Assigned task: When the string "subtitle" appears in a line of the records, show the whole line.

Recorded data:
------------

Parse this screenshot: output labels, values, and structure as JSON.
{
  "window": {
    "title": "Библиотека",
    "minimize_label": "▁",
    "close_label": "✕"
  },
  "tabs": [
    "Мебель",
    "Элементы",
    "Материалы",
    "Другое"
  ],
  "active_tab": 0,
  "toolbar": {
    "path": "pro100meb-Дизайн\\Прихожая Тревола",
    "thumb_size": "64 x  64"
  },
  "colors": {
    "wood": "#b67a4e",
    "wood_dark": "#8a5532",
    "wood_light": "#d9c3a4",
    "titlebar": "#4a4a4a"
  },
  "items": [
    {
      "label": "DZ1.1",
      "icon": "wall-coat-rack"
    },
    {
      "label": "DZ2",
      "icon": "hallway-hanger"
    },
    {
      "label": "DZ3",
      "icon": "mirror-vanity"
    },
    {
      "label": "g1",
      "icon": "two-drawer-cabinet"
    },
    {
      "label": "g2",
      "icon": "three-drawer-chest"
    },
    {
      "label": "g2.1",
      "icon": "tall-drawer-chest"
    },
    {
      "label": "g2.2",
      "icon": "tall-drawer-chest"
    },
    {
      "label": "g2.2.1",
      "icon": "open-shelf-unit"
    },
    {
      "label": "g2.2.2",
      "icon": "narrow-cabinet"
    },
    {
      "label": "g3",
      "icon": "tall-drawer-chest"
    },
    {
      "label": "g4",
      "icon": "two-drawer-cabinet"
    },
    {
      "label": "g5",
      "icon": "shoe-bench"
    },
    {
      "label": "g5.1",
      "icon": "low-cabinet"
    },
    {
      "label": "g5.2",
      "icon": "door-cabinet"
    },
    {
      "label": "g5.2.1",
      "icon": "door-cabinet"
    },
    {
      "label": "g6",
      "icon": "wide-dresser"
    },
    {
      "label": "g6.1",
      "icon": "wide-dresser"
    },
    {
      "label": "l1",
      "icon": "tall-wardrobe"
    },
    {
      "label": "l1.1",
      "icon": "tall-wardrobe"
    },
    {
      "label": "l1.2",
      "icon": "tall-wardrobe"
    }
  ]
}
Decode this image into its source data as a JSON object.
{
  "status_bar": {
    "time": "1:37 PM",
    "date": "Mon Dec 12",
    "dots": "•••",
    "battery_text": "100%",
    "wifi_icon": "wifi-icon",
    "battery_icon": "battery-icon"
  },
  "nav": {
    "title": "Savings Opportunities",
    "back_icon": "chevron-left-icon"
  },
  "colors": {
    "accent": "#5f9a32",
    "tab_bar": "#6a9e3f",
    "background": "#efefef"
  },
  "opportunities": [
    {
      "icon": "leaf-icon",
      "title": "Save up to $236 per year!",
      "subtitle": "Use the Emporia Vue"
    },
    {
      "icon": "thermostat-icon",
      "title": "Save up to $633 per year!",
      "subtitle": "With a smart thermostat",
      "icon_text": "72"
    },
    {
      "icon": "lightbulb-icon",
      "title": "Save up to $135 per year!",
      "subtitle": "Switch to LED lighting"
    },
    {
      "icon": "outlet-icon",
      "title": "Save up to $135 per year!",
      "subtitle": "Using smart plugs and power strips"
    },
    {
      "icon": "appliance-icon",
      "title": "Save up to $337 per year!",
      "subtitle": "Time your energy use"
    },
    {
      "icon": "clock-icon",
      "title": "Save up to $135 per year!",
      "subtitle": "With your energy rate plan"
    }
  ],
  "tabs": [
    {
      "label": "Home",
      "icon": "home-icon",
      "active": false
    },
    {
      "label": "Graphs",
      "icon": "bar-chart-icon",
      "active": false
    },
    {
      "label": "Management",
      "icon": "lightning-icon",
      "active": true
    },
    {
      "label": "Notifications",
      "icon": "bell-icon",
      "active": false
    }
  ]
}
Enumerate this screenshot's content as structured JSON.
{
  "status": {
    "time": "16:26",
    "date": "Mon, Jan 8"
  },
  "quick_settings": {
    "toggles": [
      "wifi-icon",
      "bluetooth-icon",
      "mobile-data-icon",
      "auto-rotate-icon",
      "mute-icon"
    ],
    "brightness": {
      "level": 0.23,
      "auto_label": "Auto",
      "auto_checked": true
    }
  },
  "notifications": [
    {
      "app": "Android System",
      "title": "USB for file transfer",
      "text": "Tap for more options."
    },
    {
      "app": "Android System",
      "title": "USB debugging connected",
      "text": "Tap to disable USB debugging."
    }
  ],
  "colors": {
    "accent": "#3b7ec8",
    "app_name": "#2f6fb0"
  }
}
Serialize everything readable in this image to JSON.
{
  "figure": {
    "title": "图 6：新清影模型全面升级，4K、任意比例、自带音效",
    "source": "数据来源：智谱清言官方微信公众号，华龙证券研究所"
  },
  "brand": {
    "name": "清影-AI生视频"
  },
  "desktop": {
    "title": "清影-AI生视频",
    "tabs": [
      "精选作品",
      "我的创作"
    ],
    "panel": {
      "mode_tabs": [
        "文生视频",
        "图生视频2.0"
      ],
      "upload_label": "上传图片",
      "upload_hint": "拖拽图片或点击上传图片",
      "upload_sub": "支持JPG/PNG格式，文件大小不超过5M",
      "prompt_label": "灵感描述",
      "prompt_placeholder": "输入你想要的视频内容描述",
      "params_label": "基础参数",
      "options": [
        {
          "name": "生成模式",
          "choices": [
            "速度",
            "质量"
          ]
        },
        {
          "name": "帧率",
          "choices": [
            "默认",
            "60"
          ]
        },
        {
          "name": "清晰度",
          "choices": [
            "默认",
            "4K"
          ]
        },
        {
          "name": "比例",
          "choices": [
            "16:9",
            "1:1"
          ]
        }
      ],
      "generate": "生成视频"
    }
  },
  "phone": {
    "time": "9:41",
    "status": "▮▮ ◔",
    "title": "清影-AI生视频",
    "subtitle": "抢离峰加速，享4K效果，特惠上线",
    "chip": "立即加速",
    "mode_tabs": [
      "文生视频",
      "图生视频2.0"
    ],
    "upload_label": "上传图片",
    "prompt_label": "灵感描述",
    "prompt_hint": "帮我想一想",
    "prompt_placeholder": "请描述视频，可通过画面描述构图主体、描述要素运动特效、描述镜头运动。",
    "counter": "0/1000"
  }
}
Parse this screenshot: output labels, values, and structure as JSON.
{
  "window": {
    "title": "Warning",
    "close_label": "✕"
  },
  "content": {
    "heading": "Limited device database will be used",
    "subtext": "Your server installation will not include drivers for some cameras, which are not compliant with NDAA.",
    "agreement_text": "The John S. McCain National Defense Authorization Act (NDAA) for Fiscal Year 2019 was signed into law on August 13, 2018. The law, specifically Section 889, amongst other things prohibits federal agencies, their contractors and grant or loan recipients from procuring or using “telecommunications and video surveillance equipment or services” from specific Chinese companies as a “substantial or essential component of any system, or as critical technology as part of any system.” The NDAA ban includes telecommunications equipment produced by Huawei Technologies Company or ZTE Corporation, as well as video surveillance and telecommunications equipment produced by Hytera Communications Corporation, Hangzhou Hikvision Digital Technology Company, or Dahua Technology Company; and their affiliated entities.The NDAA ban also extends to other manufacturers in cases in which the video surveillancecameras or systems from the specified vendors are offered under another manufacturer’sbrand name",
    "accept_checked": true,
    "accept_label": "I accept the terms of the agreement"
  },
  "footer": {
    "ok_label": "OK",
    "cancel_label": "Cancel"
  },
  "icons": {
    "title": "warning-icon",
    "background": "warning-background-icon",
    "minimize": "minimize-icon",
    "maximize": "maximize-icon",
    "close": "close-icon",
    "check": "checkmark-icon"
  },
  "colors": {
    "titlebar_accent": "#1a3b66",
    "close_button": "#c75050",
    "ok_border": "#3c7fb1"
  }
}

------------

Solution:
      "subtitle": "Use the Emporia Vue"
      "subtitle": "With a smart thermostat",
      "subtitle": "Switch to LED lighting"
      "subtitle": "Using smart plugs and power strips"
      "subtitle": "Time your energy use"
      "subtitle": "With your energy rate plan"
    "subtitle": "抢离峰加速，享4K效果，特惠上线",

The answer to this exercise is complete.